UN warns of looming hunger, with over 7.7 million people will face food insecurity in South Sudan
AUTHOR: Losike Elia | PUBLISHED: April 9, 2022
Displaced women and children under a hot sun in South Sudan's Maban County, where food shortages are causing tension, photo by UNHCR
The UN has warned that over seven million of South Sudan population will have nothing to eat in the coming few months. The integrated food security phase classification which was released on Friday, say 62.7 percent of the population will run out of food between April and July this year.
The areas affected includes Jonglei, Unity, Upper Nile, Lakes, Warrap and Kapoeta East states. The report says 1.3 million are children under the age of 5 will also face acute malnutrition across the country.
They says factors contributing to the looming hunger climatic shocks, such as floods and drought, conflict, economic downturn, displacement, and disrupted livelihoods.
The government, Food, and Agriculture Organization (FAO), UNICEF, and World Food Programme (WFP) made a joint statement. They say immediate humanitarian assistance and livelihood support are needed to save lives in the worst affected areas.
Meshak Malo, the FAO Representative in South Sudan, says there is a need to produce more food. He encourages the need for investment in agriculture to help the partners find innovative ways for South Sudanese farmers.
Mr. Malo reiterates his organization’s support to provide seeds, farming tools, and fishing kits to people in urgent need of assistance.
The minister of agriculture and food security, Hon. Josephine Joseph Lagu appealed for immediate humanitarian interventions. She describes the finding as a profoundly worrying situation that needs to be addressed on time.
“Immediate scale-up of multi-sectoral humanitarian assistance is needed to save lives and prevent the total collapse of livelihoods in the affected counties, particularly those with a high share of the populations.”
The UN said the catastrophe phase 5 and emergency IPC phase 4. urgent action required for people in crisis IPC phase 3 to protect their livelihoods and reduce household-level food consumption gaps.
The minister of humanitarian affairs and disaster management Hon. Peter Mayen urged the partners to invest money in agricultural industry to empower local farmers and youth to produce food.
He believes that method will help people engage in food production and reduce humanitarian dependency and economic pressures.
The Deputy special representative of the secretary-general, resident, and humanitarian coordinator, representing the UN, Sarah Beysolow, says the government has the primary mandate to foster the country’s development.
She says the humanitarian agencies’ roles are to save the lives of the severely suffering people.
They urge the government to take the lead in developing the agriculture industry in the country.
Director of NGO Forum Secretariat, Pius Ojara, appealed to the government to improve security and infrastructure in the country, to help the small-scale farmers access markets.

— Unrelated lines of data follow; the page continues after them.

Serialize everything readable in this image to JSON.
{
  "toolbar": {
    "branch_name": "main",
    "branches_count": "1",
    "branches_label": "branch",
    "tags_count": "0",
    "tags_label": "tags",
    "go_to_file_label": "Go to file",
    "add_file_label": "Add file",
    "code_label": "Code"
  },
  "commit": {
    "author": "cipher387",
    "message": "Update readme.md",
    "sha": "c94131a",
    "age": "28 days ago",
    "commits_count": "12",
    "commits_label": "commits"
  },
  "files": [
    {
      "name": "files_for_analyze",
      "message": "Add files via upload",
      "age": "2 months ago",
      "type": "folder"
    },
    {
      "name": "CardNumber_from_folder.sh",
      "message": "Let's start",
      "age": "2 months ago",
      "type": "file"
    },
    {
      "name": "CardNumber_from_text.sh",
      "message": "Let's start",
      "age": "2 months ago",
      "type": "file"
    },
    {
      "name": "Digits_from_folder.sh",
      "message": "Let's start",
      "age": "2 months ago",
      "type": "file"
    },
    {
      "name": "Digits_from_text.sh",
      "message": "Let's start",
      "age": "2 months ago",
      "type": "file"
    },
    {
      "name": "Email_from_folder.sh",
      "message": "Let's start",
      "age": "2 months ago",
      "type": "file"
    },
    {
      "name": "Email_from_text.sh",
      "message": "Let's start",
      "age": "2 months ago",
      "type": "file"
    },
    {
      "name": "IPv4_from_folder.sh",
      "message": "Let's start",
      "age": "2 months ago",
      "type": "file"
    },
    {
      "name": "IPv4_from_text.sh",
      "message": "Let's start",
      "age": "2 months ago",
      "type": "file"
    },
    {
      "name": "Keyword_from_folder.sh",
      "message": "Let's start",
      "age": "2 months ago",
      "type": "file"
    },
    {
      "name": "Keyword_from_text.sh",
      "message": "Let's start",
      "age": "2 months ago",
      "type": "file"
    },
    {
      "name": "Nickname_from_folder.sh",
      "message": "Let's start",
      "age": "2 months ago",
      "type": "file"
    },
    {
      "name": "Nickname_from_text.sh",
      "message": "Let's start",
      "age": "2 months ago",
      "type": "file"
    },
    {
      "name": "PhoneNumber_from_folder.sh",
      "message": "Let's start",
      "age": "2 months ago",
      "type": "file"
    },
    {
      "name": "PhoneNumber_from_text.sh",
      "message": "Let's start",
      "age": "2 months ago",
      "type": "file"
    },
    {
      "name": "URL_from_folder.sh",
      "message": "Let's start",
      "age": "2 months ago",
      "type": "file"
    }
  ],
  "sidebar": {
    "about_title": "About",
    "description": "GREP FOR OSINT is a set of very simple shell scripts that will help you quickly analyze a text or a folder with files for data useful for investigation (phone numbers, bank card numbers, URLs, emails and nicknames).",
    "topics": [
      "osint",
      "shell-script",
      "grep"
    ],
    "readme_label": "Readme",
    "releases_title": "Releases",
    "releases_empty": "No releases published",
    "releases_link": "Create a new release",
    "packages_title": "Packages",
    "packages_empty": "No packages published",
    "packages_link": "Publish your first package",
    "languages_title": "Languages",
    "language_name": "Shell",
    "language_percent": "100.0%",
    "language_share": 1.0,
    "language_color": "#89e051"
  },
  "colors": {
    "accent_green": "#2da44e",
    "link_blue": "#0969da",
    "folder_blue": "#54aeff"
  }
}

“We are appealing for safety and security for the populations to return to their farms and engage in farming,”
An estimated 6.35 million people (52.6% of the population) faced Crisis (IPC Phase 3) or worse acute food insecurity in South Sudan last year.